> Task brief
From the material below, copy out each line with the word "active" in it.

> Material provided
____________________

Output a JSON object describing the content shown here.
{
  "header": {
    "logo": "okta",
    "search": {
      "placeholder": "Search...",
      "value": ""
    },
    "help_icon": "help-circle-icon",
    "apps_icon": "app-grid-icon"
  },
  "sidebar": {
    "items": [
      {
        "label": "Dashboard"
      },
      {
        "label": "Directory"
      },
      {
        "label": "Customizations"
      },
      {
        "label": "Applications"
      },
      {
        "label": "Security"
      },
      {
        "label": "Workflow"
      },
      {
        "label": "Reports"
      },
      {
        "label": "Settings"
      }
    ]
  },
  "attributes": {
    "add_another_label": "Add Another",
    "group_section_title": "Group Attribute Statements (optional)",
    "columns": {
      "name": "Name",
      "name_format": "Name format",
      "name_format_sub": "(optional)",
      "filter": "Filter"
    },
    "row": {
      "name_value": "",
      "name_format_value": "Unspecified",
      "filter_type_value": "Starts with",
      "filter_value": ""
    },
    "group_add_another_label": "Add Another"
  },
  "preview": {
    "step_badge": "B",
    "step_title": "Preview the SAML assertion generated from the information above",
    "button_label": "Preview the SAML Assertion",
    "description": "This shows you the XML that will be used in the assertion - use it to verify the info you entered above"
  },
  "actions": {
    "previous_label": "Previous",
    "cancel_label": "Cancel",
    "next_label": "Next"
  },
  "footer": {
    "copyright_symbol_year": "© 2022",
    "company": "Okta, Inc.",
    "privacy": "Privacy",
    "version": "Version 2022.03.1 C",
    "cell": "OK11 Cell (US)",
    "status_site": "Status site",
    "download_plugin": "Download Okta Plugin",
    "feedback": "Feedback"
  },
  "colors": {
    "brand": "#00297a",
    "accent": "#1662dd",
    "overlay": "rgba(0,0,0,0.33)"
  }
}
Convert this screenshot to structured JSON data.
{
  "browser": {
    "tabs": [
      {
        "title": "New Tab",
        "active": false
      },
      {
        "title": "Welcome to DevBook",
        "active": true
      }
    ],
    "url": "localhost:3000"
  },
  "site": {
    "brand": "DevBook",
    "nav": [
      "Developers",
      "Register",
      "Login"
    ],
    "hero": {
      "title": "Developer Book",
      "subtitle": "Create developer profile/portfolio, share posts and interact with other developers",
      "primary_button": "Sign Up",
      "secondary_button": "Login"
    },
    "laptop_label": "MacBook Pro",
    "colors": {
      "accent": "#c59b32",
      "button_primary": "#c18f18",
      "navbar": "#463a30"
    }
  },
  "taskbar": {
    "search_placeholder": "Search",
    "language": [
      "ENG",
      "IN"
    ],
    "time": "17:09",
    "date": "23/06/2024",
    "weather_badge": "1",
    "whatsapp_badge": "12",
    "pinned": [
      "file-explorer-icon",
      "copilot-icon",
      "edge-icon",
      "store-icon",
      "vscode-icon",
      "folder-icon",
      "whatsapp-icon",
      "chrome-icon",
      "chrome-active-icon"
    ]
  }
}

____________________

> Solution to this task
        "active": false
        "active": true
      "chrome-active-icon"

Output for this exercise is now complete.